Fitts' Law and edge-flipping in window managers
Simplified and summarized a lot, Fitts' Law says that the four of the five easiest locations to reach with the mouse are the four corners of the screen, because they require very little precision. (There's a lot more to it than just that, of course; see AskTog.)
A number of window managers, fvwm2 included, have virtual screens and a feature called 'edge flipping': if you move your cursor to a screen edge where there's another virtual screen beyond it and keep 'pushing', the window managers flip you to the next virtual screen. I'm pretty fond of this feature in fvwm2; it's especially handy when moving or resizing windows.
(fvwm2 has a similar feature for Xinerama split screens when placing windows, which is really convenient.)
I have recently come to realize that the problem with edge flipping is that it shoots Fitts' Law in the head. With edge flipping in effect, the corners are usually not easy targets, because shortly after you hit them you flip to a new screen (which generally moves your mouse, among other things).

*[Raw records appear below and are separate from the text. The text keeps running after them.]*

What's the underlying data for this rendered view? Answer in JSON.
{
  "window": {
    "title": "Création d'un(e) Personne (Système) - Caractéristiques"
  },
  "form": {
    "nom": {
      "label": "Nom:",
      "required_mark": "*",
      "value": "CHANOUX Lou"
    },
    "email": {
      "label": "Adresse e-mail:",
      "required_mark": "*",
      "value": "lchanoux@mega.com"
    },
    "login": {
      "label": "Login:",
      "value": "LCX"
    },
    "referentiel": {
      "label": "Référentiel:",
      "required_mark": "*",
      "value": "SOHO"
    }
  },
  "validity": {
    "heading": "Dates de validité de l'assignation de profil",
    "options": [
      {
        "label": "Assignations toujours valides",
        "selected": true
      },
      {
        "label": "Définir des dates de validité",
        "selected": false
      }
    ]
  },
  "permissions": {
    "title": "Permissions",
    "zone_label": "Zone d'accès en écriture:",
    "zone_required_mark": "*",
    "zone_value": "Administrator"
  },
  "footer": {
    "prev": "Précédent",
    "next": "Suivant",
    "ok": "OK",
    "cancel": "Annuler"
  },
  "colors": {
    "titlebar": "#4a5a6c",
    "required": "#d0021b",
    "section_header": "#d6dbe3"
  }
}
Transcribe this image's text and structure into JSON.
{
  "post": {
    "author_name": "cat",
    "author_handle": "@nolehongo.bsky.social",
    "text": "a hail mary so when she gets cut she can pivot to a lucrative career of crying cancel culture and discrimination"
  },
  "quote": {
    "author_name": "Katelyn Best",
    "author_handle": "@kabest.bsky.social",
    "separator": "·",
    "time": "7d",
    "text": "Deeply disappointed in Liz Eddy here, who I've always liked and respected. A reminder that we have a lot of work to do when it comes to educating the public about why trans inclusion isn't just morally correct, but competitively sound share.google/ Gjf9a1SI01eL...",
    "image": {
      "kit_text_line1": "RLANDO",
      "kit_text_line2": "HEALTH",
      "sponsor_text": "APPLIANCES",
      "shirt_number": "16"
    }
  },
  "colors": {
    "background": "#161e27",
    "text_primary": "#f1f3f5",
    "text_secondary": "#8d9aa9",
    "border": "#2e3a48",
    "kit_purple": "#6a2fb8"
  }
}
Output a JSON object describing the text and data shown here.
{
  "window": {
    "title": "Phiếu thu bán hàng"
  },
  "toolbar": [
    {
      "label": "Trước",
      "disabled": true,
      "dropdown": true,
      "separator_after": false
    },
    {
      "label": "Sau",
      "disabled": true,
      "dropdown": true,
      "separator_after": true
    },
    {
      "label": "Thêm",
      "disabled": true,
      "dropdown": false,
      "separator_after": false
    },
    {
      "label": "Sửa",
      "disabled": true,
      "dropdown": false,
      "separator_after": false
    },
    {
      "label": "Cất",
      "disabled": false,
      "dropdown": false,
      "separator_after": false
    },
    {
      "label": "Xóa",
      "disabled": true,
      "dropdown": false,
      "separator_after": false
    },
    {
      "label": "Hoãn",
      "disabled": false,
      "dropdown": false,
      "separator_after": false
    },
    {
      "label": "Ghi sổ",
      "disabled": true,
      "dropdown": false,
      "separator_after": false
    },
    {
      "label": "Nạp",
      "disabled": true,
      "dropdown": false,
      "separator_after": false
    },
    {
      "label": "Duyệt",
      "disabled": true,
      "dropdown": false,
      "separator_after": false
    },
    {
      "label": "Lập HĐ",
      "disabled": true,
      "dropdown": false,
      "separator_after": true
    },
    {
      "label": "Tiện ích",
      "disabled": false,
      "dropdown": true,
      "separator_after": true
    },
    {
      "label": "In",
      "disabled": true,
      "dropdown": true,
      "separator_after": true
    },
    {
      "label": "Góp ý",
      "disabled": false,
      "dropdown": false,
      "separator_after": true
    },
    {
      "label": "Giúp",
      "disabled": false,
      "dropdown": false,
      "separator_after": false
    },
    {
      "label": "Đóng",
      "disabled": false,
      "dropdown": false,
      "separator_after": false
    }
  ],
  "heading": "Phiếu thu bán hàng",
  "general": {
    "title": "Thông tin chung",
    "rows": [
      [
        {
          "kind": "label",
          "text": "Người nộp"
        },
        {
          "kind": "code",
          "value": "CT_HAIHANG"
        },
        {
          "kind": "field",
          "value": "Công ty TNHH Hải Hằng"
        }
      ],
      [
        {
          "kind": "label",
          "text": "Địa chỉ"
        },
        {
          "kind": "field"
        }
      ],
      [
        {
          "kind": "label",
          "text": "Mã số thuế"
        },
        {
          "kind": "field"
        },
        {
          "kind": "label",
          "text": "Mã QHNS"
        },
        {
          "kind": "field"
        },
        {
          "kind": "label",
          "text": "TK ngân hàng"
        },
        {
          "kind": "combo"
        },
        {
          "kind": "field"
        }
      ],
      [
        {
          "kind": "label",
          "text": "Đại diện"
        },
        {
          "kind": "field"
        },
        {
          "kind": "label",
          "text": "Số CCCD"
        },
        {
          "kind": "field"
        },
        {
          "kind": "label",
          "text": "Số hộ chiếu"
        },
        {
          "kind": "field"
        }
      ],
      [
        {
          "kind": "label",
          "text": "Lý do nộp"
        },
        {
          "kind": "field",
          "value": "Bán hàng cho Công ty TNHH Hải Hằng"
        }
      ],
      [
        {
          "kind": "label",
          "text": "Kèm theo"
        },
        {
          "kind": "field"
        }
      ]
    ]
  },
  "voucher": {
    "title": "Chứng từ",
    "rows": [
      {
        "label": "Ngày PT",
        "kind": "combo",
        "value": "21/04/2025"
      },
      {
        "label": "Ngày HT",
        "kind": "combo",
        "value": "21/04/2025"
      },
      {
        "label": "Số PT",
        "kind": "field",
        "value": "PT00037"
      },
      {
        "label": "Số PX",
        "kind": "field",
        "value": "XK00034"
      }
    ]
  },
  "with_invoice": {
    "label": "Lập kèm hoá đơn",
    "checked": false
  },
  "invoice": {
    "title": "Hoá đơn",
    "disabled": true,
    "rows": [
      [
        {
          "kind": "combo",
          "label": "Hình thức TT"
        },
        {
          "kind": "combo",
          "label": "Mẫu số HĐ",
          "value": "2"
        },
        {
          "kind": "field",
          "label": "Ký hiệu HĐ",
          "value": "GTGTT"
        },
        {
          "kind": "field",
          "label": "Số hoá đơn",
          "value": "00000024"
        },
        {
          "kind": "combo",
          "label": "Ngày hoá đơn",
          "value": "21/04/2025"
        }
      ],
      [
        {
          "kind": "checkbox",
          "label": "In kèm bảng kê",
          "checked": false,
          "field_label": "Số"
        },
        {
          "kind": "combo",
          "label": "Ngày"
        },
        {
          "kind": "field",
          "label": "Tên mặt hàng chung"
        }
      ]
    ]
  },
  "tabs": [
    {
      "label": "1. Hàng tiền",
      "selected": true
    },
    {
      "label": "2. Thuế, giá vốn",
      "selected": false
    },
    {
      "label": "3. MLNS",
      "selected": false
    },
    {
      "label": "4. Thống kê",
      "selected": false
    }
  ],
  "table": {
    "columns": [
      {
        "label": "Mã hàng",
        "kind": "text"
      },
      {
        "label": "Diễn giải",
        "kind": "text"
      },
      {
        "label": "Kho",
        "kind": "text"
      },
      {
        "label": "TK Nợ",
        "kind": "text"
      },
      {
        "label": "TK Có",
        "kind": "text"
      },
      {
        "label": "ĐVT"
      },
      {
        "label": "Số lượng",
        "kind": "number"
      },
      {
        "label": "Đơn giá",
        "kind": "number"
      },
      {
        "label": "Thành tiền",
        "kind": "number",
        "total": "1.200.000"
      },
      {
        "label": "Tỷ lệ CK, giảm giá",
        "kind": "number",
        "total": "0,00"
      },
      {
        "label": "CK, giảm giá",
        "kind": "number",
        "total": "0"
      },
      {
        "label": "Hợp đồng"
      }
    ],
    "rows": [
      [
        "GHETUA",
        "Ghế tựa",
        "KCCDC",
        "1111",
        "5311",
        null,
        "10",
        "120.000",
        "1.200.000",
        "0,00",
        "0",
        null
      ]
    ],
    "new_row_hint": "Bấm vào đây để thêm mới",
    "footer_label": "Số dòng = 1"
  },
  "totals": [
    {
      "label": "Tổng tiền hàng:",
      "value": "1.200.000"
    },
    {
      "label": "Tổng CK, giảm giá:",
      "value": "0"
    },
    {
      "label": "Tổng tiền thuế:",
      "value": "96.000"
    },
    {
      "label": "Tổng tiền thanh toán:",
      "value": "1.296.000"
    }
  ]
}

(Worse, fvwm2's implementation actually steals the edge pixel, so even if you have a very long delay on the edge flipping feature it doesn't help.)
This explains why I like my top left virtual screen so much; I have some useful stuff parked in the top left corner of the screen and in the top left virtual screen, that corner is not stolen by edge flipping. I also suspect that it explains why Gnome and KDE don't have this feature, despite how convenient it looks. (Of course, another reason would be the potential for user confusion: 'suddenly all the windows on my screen disappeared! what happened?' At least with explicit virtual screens the user had to click on something to make all their windows vanish.)
This is kind of depressing, since a few years ago I tried to reorganize my screen layout to make better use of the corners (although I didn't entirely succeed even without edge flipping). I'm not sure what to do; perhaps I should turn off edge flipping entirely for a while and see how much I actually use it and how annoying it feels to live without it.
(Thinking of Fitts' Law also makes me wonder how well the common Gnome and KDE desktops are using the corners these days. I suppose I should experiment and find out.)